HR Software System
HR software system capabilities have expanded rapidly during the course of the last few decades, and newly available HR software system modules exist now that would have been difficult to imagine just a few short years ago. Some of these impressive new capabilities are components of HR software system modules that, until recently, would also have been beyond the reach of many small businesses with restrictive technology budgets. What events have spurred this rapid evolution in HR software system capability and affordability? The answer lies with some of the software market shifts that took place during the approach of the new millennium.
Early ERP or enterprise resource planning business solutions were designed to help department managers in the manufacturing sector free their employees from isolated software platforms that prevented them from communicating and sharing data with other departments and business units. These early systems were implemented in the late 1980s. They allowed all employee throughout a company to interact with a central server architecture using interfaces that offered a standardized look and feel. With ERP systems in place, employees could share databases housed on the server that could be updated in real time. HR software system modules, as well as modules for accounting, payroll and customer relationship management, could all be run on the server infrastructure as applications. These systems revolutionized manufacturing shop floor efficiency and soon became popular in many other business sectors well beyond manufacturing, including universities and government offices.
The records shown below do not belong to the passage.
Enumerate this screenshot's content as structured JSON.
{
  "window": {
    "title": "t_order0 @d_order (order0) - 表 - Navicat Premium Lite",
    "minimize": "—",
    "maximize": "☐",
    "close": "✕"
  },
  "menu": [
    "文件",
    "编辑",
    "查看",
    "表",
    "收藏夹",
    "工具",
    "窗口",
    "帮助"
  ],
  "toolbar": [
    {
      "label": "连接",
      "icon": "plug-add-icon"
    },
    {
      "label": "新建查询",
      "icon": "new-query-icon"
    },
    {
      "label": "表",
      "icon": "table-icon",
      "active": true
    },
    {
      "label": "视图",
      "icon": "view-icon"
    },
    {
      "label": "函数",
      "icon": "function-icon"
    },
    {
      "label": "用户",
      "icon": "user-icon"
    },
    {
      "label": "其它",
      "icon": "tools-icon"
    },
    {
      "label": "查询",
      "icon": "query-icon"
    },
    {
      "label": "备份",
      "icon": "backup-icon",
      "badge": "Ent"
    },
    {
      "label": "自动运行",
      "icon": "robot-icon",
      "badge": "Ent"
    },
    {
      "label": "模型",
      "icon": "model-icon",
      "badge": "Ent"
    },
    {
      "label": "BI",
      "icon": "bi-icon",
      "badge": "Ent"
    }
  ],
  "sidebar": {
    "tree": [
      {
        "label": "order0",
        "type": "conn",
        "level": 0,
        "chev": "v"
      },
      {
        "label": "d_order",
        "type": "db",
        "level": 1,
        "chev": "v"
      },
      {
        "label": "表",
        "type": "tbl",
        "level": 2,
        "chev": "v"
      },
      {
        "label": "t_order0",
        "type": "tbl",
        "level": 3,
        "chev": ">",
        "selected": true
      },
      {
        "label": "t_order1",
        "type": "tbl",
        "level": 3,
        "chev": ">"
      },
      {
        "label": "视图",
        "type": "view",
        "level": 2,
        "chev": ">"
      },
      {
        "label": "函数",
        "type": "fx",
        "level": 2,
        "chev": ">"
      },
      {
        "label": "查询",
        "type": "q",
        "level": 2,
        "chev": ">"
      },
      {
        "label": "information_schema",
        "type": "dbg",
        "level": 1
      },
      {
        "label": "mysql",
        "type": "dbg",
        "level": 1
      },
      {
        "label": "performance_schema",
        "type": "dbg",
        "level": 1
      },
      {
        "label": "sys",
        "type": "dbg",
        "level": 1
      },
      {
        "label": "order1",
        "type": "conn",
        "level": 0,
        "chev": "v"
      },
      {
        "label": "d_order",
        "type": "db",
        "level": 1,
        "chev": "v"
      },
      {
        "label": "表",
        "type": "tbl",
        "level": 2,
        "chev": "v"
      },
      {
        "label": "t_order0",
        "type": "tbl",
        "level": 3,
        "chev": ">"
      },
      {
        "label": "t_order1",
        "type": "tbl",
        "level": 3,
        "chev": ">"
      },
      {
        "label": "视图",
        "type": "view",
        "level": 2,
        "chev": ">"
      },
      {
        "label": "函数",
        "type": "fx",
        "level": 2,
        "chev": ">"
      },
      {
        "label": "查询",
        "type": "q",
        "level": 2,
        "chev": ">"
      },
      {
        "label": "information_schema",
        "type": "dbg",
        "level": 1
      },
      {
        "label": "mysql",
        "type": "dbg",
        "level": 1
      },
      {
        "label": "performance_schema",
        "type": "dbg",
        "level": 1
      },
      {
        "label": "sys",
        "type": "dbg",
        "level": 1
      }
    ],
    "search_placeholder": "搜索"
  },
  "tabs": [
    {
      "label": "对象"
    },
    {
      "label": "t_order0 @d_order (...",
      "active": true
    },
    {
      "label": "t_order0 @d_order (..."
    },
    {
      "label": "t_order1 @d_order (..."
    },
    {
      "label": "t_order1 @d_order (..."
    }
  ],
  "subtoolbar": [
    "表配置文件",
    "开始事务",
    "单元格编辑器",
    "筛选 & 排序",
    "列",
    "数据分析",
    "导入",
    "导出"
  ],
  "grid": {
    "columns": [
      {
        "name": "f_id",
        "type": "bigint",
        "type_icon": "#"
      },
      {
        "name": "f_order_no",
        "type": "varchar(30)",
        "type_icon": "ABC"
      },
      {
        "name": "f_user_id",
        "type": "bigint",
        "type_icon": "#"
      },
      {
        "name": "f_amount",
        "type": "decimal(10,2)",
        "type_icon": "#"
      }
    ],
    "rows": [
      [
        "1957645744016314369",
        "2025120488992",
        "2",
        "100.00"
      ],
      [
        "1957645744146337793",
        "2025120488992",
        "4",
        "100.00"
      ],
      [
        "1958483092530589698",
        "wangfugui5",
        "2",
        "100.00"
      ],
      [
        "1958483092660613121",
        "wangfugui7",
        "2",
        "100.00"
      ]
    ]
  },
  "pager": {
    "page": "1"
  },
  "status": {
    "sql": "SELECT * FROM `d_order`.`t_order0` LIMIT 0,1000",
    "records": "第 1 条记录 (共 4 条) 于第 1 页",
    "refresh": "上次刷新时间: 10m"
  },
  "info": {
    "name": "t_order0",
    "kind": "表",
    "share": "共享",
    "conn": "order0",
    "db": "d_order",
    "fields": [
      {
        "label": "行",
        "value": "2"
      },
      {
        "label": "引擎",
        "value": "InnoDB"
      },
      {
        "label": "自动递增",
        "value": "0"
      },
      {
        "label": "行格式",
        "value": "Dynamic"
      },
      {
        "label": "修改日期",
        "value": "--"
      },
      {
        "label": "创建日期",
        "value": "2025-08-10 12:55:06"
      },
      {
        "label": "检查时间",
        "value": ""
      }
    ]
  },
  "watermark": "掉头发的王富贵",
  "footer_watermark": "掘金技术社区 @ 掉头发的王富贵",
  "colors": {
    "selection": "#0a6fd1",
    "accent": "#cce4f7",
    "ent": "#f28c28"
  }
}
HR software system applications appealed to a wide variety of business models, and as the millennium approached, these products were in high demand among companies who could afford them.
After the transition, however, the demand for ERP business solutions began to slow at the high budget level, primarily due to market saturation. Once installed, ERP infrastructures were designed to last for decades or longer, so the interest in new implementations began to cool. In order to remain competitive, HR software system developers and providers began to turn their attention downstream to smaller business clients, and began scaling and streamlining their products to appeal to technology mangers with tighter budgets and stake out a portion of small business market share. Their efforts yielded product suites that are affordable, efficient, and can be run on server infrastructures provided by hosting solutions and software service providers. These intermediary solutions can allow small business owners to sidestep the cost of server architecture and maintenance, and gain the advantages of a comprehensive HR software system application package. Some of these advantages include functions for strategic recruiting, hiring, and employee training coordination. Others include programs that facilitate workforce deployment, collection and analysis of employee reviews, strategic retention plans, and incentive development.